#### [About this task]
All records below should be repeated exactly, with the pictures left out.

-.-.-

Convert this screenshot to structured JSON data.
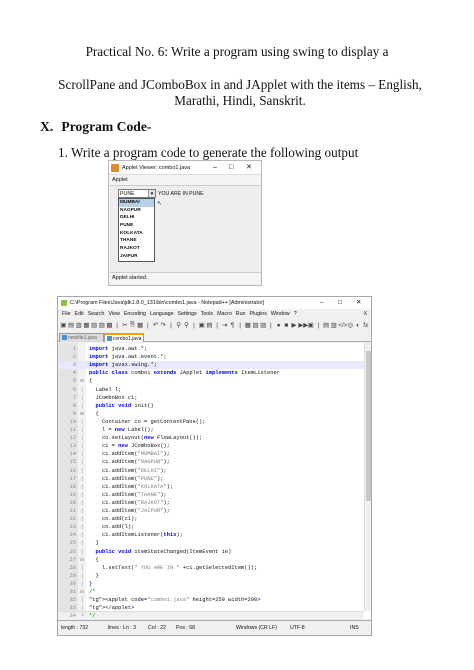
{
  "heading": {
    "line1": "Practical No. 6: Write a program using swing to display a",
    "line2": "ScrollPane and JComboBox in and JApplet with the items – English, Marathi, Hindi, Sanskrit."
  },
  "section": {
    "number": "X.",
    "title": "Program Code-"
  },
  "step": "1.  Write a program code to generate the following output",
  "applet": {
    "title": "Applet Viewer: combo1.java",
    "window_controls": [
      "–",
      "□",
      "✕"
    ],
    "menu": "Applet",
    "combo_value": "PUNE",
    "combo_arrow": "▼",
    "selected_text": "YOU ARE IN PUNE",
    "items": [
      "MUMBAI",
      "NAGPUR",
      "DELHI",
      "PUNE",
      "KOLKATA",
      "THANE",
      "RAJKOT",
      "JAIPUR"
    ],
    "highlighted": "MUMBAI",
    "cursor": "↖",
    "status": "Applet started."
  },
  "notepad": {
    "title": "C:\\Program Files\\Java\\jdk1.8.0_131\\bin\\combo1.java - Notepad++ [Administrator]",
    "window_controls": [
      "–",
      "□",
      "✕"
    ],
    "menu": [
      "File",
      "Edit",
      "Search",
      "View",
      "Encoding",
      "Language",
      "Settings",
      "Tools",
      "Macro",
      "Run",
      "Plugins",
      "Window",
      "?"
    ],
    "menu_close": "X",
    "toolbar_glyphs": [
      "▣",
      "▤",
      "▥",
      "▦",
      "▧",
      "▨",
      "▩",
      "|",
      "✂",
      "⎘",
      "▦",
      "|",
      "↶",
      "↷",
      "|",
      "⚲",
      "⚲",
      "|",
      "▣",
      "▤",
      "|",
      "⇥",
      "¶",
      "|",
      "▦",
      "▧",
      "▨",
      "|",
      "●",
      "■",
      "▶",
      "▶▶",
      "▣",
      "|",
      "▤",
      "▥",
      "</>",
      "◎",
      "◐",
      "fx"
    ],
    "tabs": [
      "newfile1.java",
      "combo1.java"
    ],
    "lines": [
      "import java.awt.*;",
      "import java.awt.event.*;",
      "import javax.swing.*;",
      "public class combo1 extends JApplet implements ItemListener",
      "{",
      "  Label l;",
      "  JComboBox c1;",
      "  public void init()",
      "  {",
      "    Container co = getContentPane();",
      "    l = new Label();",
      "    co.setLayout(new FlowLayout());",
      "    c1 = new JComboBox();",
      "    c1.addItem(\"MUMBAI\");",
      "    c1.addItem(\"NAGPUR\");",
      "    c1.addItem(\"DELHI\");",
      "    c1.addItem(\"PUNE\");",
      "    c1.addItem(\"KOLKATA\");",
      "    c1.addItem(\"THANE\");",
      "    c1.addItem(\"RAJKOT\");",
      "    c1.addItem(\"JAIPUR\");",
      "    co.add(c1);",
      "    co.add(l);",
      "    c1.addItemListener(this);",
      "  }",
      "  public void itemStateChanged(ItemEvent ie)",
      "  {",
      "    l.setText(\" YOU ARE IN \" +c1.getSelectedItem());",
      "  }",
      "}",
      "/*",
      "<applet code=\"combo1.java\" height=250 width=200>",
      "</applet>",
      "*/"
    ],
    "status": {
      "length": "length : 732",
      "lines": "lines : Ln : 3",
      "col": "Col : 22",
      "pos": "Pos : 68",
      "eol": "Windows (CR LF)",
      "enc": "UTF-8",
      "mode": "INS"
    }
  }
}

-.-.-

#### [Solution]
Convert this screenshot to structured JSON data.
{
  "heading": {
    "line1": "Practical No. 6: Write a program using swing to display a",
    "line2": "ScrollPane and JComboBox in and JApplet with the items – English, Marathi, Hindi, Sanskrit."
  },
  "section": {
    "number": "X.",
    "title": "Program Code-"
  },
  "step": "1.  Write a program code to generate the following output",
  "applet": {
    "title": "Applet Viewer: combo1.java",
    "window_controls": [
      "–",
      "□",
      "✕"
    ],
    "menu": "Applet",
    "combo_value": "PUNE",
    "combo_arrow": "▼",
    "selected_text": "YOU ARE IN PUNE",
    "items": [
      "MUMBAI",
      "NAGPUR",
      "DELHI",
      "PUNE",
      "KOLKATA",
      "THANE",
      "RAJKOT",
      "JAIPUR"
    ],
    "highlighted": "MUMBAI",
    "cursor": "↖",
    "status": "Applet started."
  },
  "notepad": {
    "title": "C:\\Program Files\\Java\\jdk1.8.0_131\\bin\\combo1.java - Notepad++ [Administrator]",
    "window_controls": [
      "–",
      "□",
      "✕"
    ],
    "menu": [
      "File",
      "Edit",
      "Search",
      "View",
      "Encoding",
      "Language",
      "Settings",
      "Tools",
      "Macro",
      "Run",
      "Plugins",
      "Window",
      "?"
    ],
    "menu_close": "X",
    "toolbar_glyphs": [
      "▣",
      "▤",
      "▥",
      "▦",
      "▧",
      "▨",
      "▩",
      "|",
      "✂",
      "⎘",
      "▦",
      "|",
      "↶",
      "↷",
      "|",
      "⚲",
      "⚲",
      "|",
      "▣",
      "▤",
      "|",
      "⇥",
      "¶",
      "|",
      "▦",
      "▧",
      "▨",
      "|",
      "●",
      "■",
      "▶",
      "▶▶",
      "▣",
      "|",
      "▤",
      "▥",
      "</>",
      "◎",
      "◐",
      "fx"
    ],
    "tabs": [
      "newfile1.java",
      "combo1.java"
    ],
    "lines": [
      "import java.awt.*;",
      "import java.awt.event.*;",
      "import javax.swing.*;",
      "public class combo1 extends JApplet implements ItemListener",
      "{",
      "  Label l;",
      "  JComboBox c1;",
      "  public void init()",
      "  {",
      "    Container co = getContentPane();",
      "    l = new Label();",
      "    co.setLayout(new FlowLayout());",
      "    c1 = new JComboBox();",
      "    c1.addItem(\"MUMBAI\");",
      "    c1.addItem(\"NAGPUR\");",
      "    c1.addItem(\"DELHI\");",
      "    c1.addItem(\"PUNE\");",
      "    c1.addItem(\"KOLKATA\");",
      "    c1.addItem(\"THANE\");",
      "    c1.addItem(\"RAJKOT\");",
      "    c1.addItem(\"JAIPUR\");",
      "    co.add(c1);",
      "    co.add(l);",
      "    c1.addItemListener(this);",
      "  }",
      "  public void itemStateChanged(ItemEvent ie)",
      "  {",
      "    l.setText(\" YOU ARE IN \" +c1.getSelectedItem());",
      "  }",
      "}",
      "/*",
      "<applet code=\"combo1.java\" height=250 width=200>",
      "</applet>",
      "*/"
    ],
    "status": {
      "length": "length : 732",
      "lines": "lines : Ln : 3",
      "col": "Col : 22",
      "pos": "Pos : 68",
      "eol": "Windows (CR LF)",
      "enc": "UTF-8",
      "mode": "INS"
    }
  }
}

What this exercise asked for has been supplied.